Kaydence’s doctor in New Orleans is Dr. Dean Edell, director of the Pediatric Pulmonary Division of Children’s Hospital.
Texas Children’s Hospital is part of a network of other medical centers and hospitals in the U.S. called the Children’s Interstitial Lung Disease Research Network.
The network’s goal is to develop a national database “with the ultimate goal of developing therapies for these rare diseases,” said Vece, who is also an assistant professor of pediatrics at Baylor College of Medicine.
Now, though, because of her lung condition, Kaydence doesn’t leave the house except for doctor visits.
Kaydence is admitted to Children’s Hospital for three days every month for one of her medicines that is delivered intravenously, her mother said.
The family also takes her every couple of months to Texas Children’s Hospital for checkups and will be going next in late March.
Family members help with the other children when those doctor visits come up or when Faucheux needs to run errands.
Faucheux has found support, through the Internet, from other parents of children with surfactant protein C deficiency.
“It’s nice to talk to parents who are going through the same thing,” Faucheux said.
“She’s at a fun age right now ... she’s really spoiled,” Faucheux said of her youngest daughter.
Faucheux and her husband created a Facebook page for Kaydence, called “Prayers for Kaydence.”
The heart-warming pictures of Kaydence on the page were taken by Kaydence’s dad, since the little girl can’t be taken out to a photo studio.

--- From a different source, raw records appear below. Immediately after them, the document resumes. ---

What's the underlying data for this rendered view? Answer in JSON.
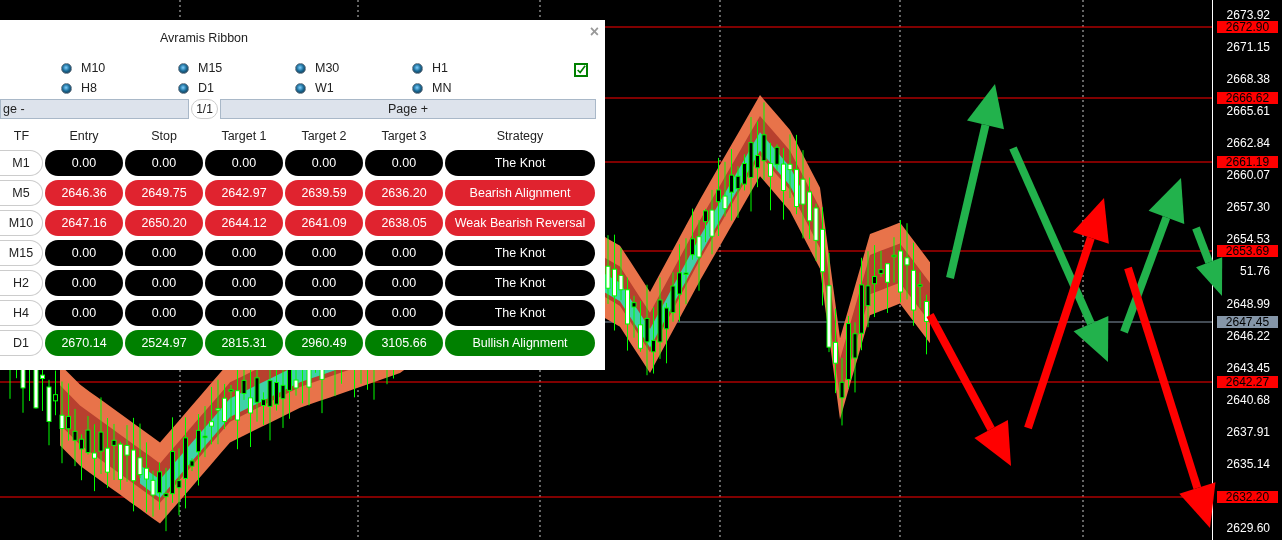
{
  "panel": {
    "title": "Avramis Ribbon",
    "close": "×",
    "enabled": {
      "checked": true
    },
    "timeframes": [
      {
        "label": "M10",
        "checked": true
      },
      {
        "label": "M15",
        "checked": true
      },
      {
        "label": "M30",
        "checked": true
      },
      {
        "label": "H1",
        "checked": true
      },
      {
        "label": "H8",
        "checked": true
      },
      {
        "label": "D1",
        "checked": true
      },
      {
        "label": "W1",
        "checked": true
      },
      {
        "label": "MN",
        "checked": true
      }
    ],
    "pager": {
      "previous": "ge -",
      "page": "1/1",
      "next": "Page +"
    },
    "table": {
      "columns": [
        "TF",
        "Entry",
        "Stop",
        "Target 1",
        "Target 2",
        "Target 3",
        "Strategy"
      ],
      "rows": [
        {
          "tf": "M1",
          "values": [
            "0.00",
            "0.00",
            "0.00",
            "0.00",
            "0.00"
          ],
          "strategy": "The Knot",
          "color": "#000000"
        },
        {
          "tf": "M5",
          "values": [
            "2646.36",
            "2649.75",
            "2642.97",
            "2639.59",
            "2636.20"
          ],
          "strategy": "Bearish Alignment",
          "color": "#e0232f"
        },
        {
          "tf": "M10",
          "values": [
            "2647.16",
            "2650.20",
            "2644.12",
            "2641.09",
            "2638.05"
          ],
          "strategy": "Weak Bearish Reversal",
          "color": "#e0232f"
        },
        {
          "tf": "M15",
          "values": [
            "0.00",
            "0.00",
            "0.00",
            "0.00",
            "0.00"
          ],
          "strategy": "The Knot",
          "color": "#000000"
        },
        {
          "tf": "H2",
          "values": [
            "0.00",
            "0.00",
            "0.00",
            "0.00",
            "0.00"
          ],
          "strategy": "The Knot",
          "color": "#000000"
        },
        {
          "tf": "H4",
          "values": [
            "0.00",
            "0.00",
            "0.00",
            "0.00",
            "0.00"
          ],
          "strategy": "The Knot",
          "color": "#000000"
        },
        {
          "tf": "D1",
          "values": [
            "2670.14",
            "2524.97",
            "2815.31",
            "2960.49",
            "3105.66"
          ],
          "strategy": "Bullish Alignment",
          "color": "#008000"
        }
      ]
    }
  },
  "price_axis": {
    "ticks": [
      "2673.92",
      "2671.15",
      "2668.38",
      "2665.61",
      "2662.84",
      "2660.07",
      "2657.30",
      "2654.53",
      "51.76",
      "2648.99",
      "2646.22",
      "2643.45",
      "2640.68",
      "2637.91",
      "2635.14",
      "2629.60"
    ],
    "tags": [
      {
        "price": "2672.90",
        "color": "#ff0000"
      },
      {
        "price": "2666.62",
        "color": "#ff0000"
      },
      {
        "price": "2661.19",
        "color": "#ff0000"
      },
      {
        "price": "2653.69",
        "color": "#ff0000"
      },
      {
        "price": "2647.45",
        "color": "#8596a8"
      },
      {
        "price": "2642.27",
        "color": "#ff0000"
      },
      {
        "price": "2632.20",
        "color": "#ff0000"
      }
    ]
  }
}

Developmentally, Kaydence is doing fine. She’s rolling over and starting to crawl, her mother said.
“She never used to smile,” Faucheux said of her little girl.
But, she said, “she has been so much happier in the last couple of months,” Faucheux said. “She’s feeling better. She’s a happier baby.”